For the Microcystin LR assay, it was estimated that the limit of detection was 0.01 ng/mL (0.01 ppb or 10 parts per trillion).  This concentration is well below proposed limits for Microcystin LR in drinking water.  In the case of E. coli, the LSPR-based assay was also successful in detecting this organism in small volumes of sample.  It was estimated that the limit of detection was 46 colony forming units.  This level of detectability is highly favorable, because a real-time method does not rely on the time-consuming growth of bacteria in culture, or other concentration methods.

Analysis of LSPR sensor responses showed that low concentrations of analytes generate proportionately larger sensor response as predicted by the theory describing the binding of molecules to surfaces.  This characteristic is favorable for sensing applications because it generates sensitive responses.

The evaluation of a displacement immunoassay strategy for sensing, in addition to a direct immunoassay design, showed that highly sensitive responses can be generated via the direct immunological binding of target analytes to the surface.  The effectiveness of a displacement immunoassay approach was found to be highly dependent on the antibody chosen for the assay system.

Conclusions:

Significant progress was made in demonstrating the commercial feasibility of the proposed water contaminant monitoring system in four areas:  market identification and evaluation, identification of pathways for testing and validation, initial negotiation of a collaborative arrangement for product manufacture, marketing, and sales, as well as the establishment of cost and price goals for a commercial LSPR system.  Intelligent Optical Systems (IOS) is currently in discussions with a large manufacturer of environmental assay instrumentation with the goal of establishing a Phase II collaboration.

The envisioned product is projected to be highly innovative because the sensors will be simple planar arrays of glass or plastic that do not require the addition of any reagents, but instead require only samples and standards.  The optical measurements are easily made by operators that have received only minimal training.  Support instrumentation can be made portable for field use.  Costs per assay are expected to be very competitive.  Given all the positive factors for this technology, IOS feels that the successful development of the LSPR technology is highly feasible.

Supplemental Keywords:

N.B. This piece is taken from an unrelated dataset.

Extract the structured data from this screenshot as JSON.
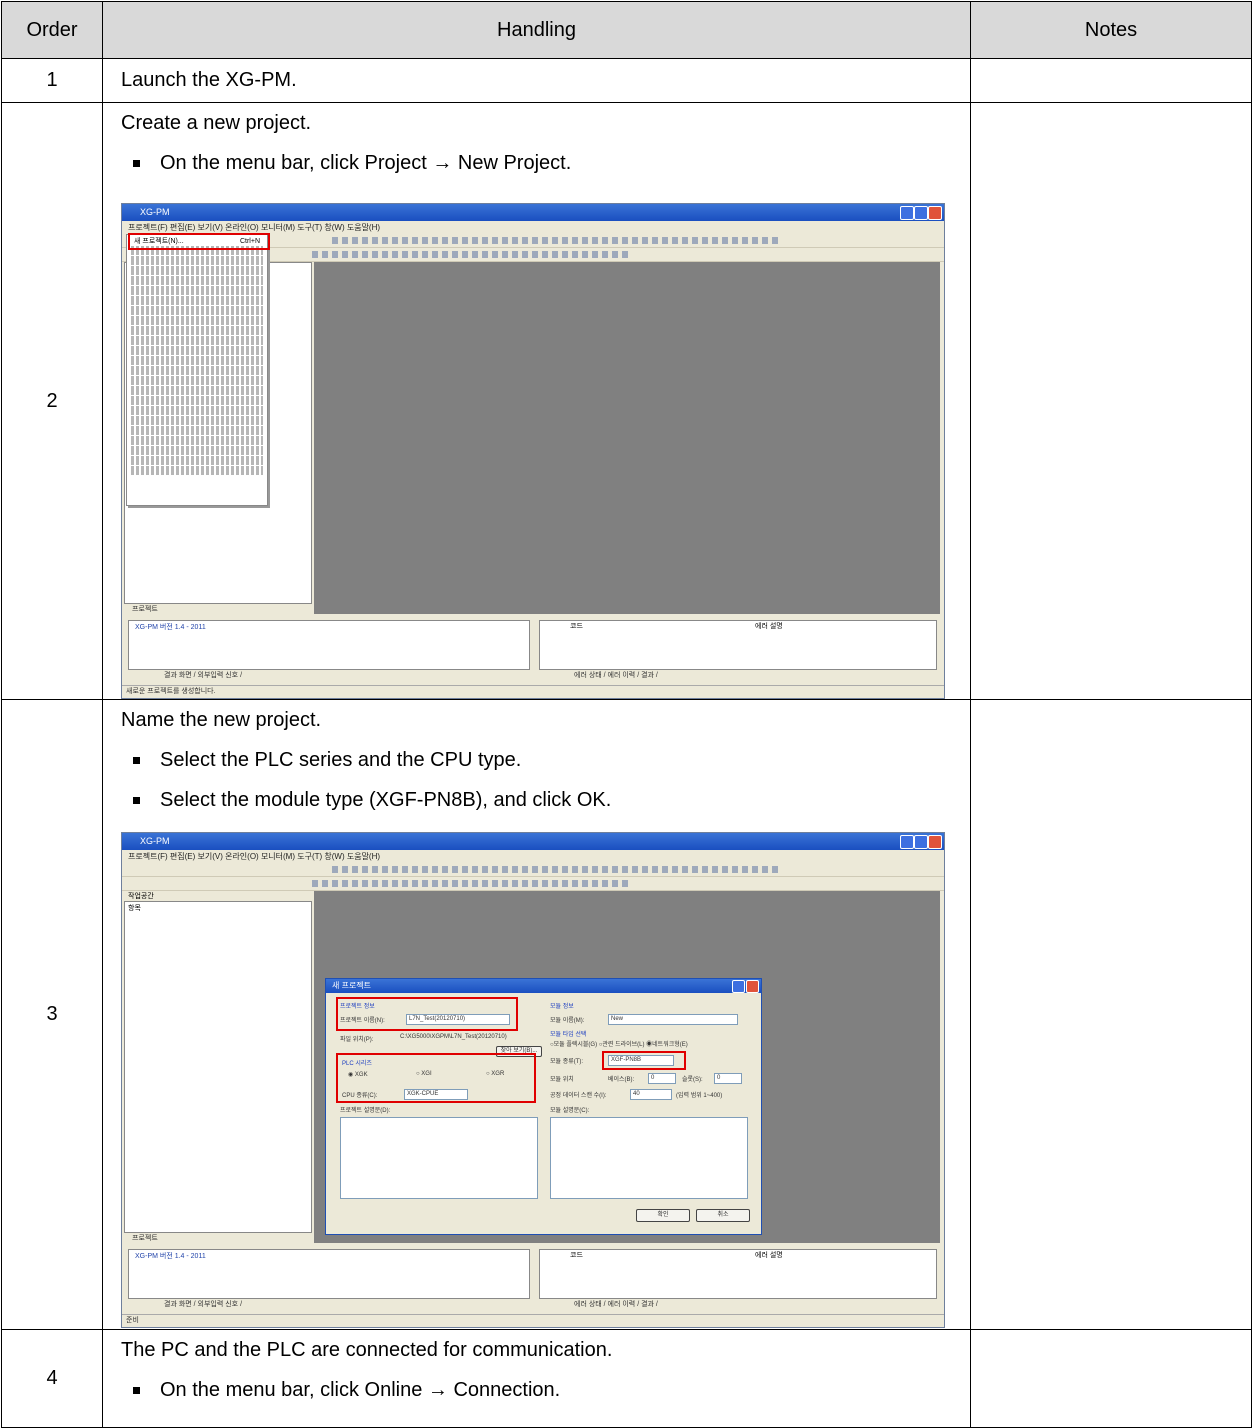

small business, SBIR, EPA, nanotechnology, surface water, drinking water, water monitoring, drinking water safety, homeland security, water systems, contamination, real-time, immunoassay, toxins, microorganisms, water monitoring technologies, optical detection, organic pollutants, organic chemicals, reagents, labeled molecules, disposable flow cell cartridge, portable, field use, optical immunoassay, flowing stream of water, microcystin, E. coli, air conditioning systems, distribution systems, sustainable industry/business, scientific discipline, RFA, technology for sustainable environment, sustainable environment, environmental engineering, environmental monitoring, nanotechnology, organic pollutant detection, bioterrorism, drinking water, biowarfare defense, RFA, Scientific Discipline, Sustainable Industry/Business, Sustainable Environment, Technology for Sustainable Environment, Environmental Monitoring, Environmental Engineering, homeland security, biowarfare defense, bioterrorism, organic pollutant detection, drinking water